Data excerpts:

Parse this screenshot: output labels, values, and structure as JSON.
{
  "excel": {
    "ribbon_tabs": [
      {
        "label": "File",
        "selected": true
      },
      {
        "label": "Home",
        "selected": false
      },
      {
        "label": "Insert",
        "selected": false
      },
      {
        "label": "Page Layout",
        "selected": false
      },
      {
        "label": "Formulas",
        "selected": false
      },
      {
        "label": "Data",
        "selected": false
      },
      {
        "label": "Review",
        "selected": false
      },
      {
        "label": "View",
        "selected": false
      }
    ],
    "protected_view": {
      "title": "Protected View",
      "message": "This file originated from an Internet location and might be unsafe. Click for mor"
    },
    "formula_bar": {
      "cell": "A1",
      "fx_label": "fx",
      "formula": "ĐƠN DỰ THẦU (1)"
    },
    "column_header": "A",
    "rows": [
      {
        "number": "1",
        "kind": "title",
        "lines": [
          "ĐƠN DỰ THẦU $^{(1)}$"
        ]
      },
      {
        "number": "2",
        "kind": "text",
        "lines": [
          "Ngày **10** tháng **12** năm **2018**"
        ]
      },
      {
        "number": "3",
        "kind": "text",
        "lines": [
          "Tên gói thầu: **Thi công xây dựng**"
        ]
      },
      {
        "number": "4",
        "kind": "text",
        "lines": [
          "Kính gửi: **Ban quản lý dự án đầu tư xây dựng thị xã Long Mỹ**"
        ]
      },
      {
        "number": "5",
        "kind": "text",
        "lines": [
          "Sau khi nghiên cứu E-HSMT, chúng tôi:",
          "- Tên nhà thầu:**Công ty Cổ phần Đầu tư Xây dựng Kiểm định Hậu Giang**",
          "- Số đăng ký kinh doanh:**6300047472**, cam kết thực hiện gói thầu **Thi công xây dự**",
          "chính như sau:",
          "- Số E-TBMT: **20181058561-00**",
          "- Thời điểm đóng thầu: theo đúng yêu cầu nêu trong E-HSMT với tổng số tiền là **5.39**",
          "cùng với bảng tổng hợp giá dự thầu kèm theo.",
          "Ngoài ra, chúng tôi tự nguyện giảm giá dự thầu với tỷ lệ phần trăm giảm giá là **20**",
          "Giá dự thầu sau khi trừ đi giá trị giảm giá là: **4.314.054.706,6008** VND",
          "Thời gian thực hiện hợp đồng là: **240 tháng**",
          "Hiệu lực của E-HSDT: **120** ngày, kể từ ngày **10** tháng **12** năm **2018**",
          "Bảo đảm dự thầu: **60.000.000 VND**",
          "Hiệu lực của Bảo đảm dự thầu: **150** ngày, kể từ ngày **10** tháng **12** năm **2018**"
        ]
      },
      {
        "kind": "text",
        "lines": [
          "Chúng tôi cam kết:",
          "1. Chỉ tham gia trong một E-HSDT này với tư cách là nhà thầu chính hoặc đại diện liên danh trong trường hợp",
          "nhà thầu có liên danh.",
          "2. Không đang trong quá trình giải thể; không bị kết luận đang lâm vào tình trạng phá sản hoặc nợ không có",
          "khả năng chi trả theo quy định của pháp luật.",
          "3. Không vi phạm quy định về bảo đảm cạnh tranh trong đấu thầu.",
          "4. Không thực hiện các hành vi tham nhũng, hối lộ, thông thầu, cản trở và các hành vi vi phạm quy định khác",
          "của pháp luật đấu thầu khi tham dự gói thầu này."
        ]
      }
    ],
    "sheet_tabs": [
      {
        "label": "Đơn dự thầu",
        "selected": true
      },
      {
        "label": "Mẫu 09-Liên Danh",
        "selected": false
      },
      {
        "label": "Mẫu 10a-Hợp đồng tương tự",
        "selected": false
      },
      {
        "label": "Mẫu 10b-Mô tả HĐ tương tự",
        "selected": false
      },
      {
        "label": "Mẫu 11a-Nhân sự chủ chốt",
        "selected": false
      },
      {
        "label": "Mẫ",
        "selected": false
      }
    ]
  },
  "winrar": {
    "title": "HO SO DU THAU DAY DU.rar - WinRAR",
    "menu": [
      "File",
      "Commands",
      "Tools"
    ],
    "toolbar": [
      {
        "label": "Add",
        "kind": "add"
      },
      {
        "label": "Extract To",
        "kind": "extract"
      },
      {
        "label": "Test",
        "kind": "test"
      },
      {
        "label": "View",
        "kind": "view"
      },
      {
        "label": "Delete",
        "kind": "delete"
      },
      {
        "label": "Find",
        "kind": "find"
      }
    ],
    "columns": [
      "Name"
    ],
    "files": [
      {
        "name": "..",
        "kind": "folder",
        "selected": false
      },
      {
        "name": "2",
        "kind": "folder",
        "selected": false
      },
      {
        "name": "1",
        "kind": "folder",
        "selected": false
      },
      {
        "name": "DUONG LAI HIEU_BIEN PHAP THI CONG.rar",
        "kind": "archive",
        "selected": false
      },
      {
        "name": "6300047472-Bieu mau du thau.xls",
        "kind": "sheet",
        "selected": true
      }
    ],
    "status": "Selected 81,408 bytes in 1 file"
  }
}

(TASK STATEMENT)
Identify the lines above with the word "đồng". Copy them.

(EXERCISE OUTPUT)
          "Thời gian thực hiện hợp đồng là: **240 tháng**",
        "label": "Mẫu 10a-Hợp đồng tương tự",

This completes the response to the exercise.